4:30 p.m., Nicola's, 2513 Jackson, Westgate shopping center. Free. 769-2149. [map]
All invited to join a discussion of John Irving's novel that spans half a century and is told from the perspective of a bisexual narrator who falls in love with an older transgender woman.
4:30-7 p.m., Jim Toy Community Center, 325 Braun Ct. Free. 763-4168. [map]
Every Sun. All invited to try this boisterous, jingly English ceremonial dance thought to be descended from the 15th-century Spanish moresca. Wear athletic shoes. Note: New location.
6-8 p.m., outside at the U-M campus between Rackham and North Quad. Free. Email email@example.com to confirm. 717-1569.
June 6-9, 13-16, & 20-23. U-M Residential College drama lecturer Kate Mendeloff directs students and local actors in an alfresco production of Shakespeare's sharp-tongued comedy that begins in the prairie and moves across the Arb to conclude in the peony garden. The high-spirited plot involves 2 pairs of young lovers. One couple, both disdainful of love, are tricked into acknowledging each other, while the other couple's love is nearly ruined by a deception that, abetted by the paranoia of returning military heroes, leads to trumped-up charges of infidelity.

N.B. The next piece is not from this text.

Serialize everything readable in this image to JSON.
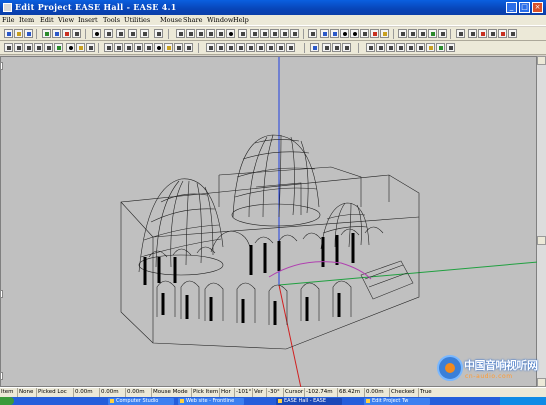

The play is best known for its charged sexual banter and for the penetrating wit and often dark cast of its humor. The action moves from spot to spot within the Arb, and director Mendeloff takes special care to make the shifting environments an active force in the performance. Bring a blanket or portable chair to sit on; dress for the weather. Note: Space limited; come early. Tickets go on sale at 5:30 p.m., but the line for tickets starts forming at 4:30 p.m.

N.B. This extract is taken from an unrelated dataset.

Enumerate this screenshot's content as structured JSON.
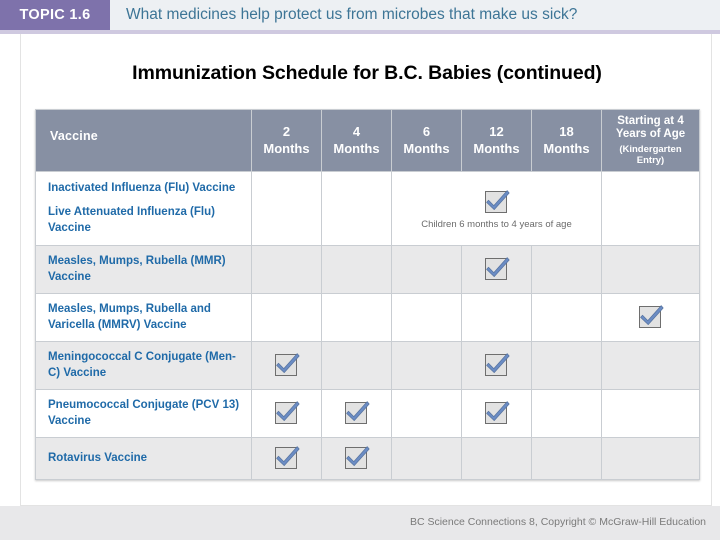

. 6:30 p.m., meet at the Peony Garden entrance at 1610 Washington Heights. $20 (students with ID & youth age 18 & under, $10; seniors age 62 & older, $17; Friends of Matthaei Botanical Gardens & Nichols Arboretum, $15; kids under age 5, free) at the gate only. Limited number of golf carts available; first come, first served. 647-7600.
Popular, extremely influential alt-country quartet that's led by the dark, haunted vocals and spiritually restless lyrics of former Uncle Tupelo singer-songwriter Jay Farrar. Opening act is Colonel Ford, an ensemble of Son Volt members that plays classic country.

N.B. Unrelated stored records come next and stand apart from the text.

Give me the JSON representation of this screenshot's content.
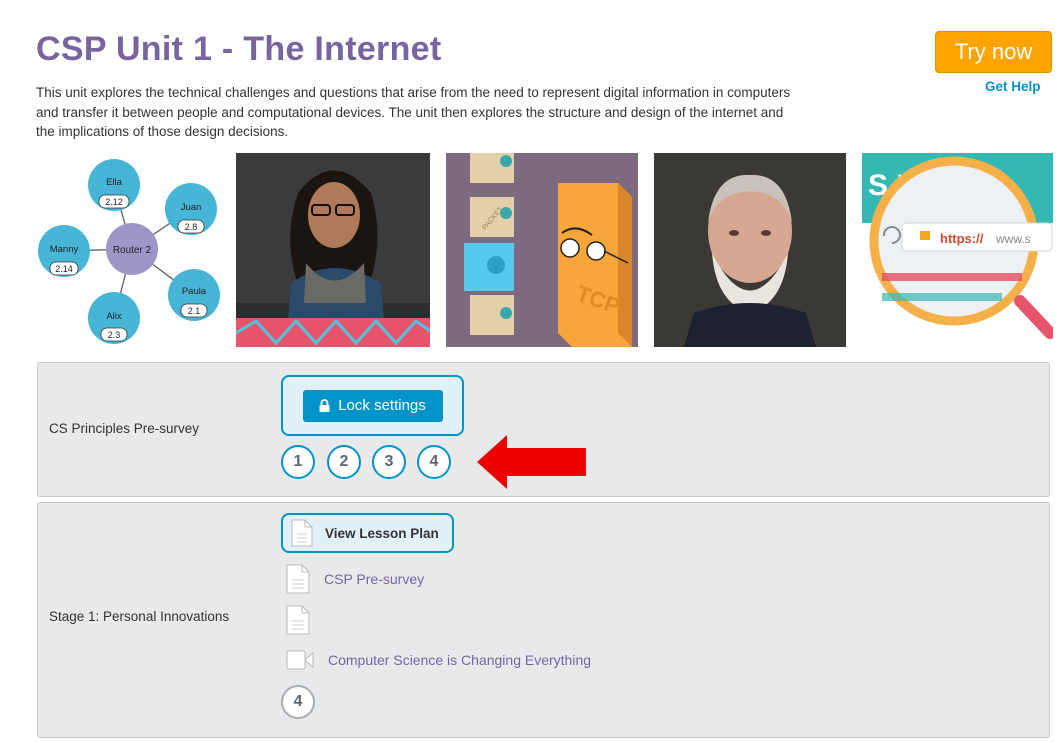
{
  "header": {
    "title": "CSP Unit 1 - The Internet",
    "description": "This unit explores the technical challenges and questions that arise from the need to represent digital information in computers and transfer it between people and computational devices. The unit then explores the structure and design of the internet and the implications of those design decisions.",
    "try_now": "Try now",
    "get_help": "Get Help"
  },
  "network": {
    "center": "Router 2",
    "nodes": [
      {
        "name": "Ella",
        "addr": "2.12"
      },
      {
        "name": "Juan",
        "addr": "2.8"
      },
      {
        "name": "Paula",
        "addr": "2.1"
      },
      {
        "name": "Alix",
        "addr": "2.3"
      },
      {
        "name": "Manny",
        "addr": "2.14"
      }
    ]
  },
  "thumb_text": {
    "packet": "PACKET",
    "tcp": "TCP",
    "https": "https://",
    "www": "www.s",
    "banner": "S     PR"
  },
  "stages": [
    {
      "label": "CS Principles Pre-survey",
      "lock_label": "Lock settings",
      "bubbles": [
        "1",
        "2",
        "3",
        "4"
      ]
    },
    {
      "label": "Stage 1: Personal Innovations",
      "lesson_plan": "View Lesson Plan",
      "items": [
        {
          "type": "doc",
          "text": "CSP Pre-survey"
        },
        {
          "type": "doc",
          "text": ""
        },
        {
          "type": "video",
          "text": "Computer Science is Changing Everything"
        }
      ],
      "bubble": "4"
    }
  ],
  "colors": {
    "title": "#7665a0",
    "accent": "#0094ca",
    "try_now": "#ffa400",
    "annotation_arrow": "#ee0000"
  }
}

7:30 p.m., The Ark, 316 S. Main. Tickets $25 in advance the Michigan Union Ticket Office (mutotix.com), the ark, org, and at the door. To charge by phone, call 763-TKTS. [map]
The U-M dance department's internationally acclaimed resident professional company reprises the concert it staged last June in the U-M Natural History Museum, a 1928 architectural gem designed by Albert Kahn. The program features an evening of dances inspired by new frontiers in scientific research, including a new work, inspired by the spiraling structures of DNA, by Delirious Dances (Brooklyn, NY) founder Edisa Weeks, an acclaimed young choreographer the New York Times praises for her "gift for simple but striking visual effects." Also, dances by AADW resident choreographers Jessica Fogel, Peter Sparling, and Robin Wilson. Fogel premieres a dance inspired by U-M astronomy professor Sally Oey's research into the role of massive stars in the evolution of galaxies and the elegant absurdist stories of Italo Calvino's Cosmicomics. Fogel's work travels between the museum's 2-story lobby rotunda and its intimate planetarium. Sparling's How Autophagy Works, a dancer's guide to cell biology that is both spoof and serious interdisciplinary research, is a collaboration with U-M life sciences professor Dan Klionsky, medical illustrator Dave Woodsell, and composer Wendy Lee. Wilson presents a new solo inspired by Rebecca Skloot's bestselling The Immortal Life of Henrietta Lacks, a riveting story of the collision between medicine, race, and ethics.
8 p.m., U-M Natural History Museum, 1109 Geddes at North University. Free. 763-5460. [map]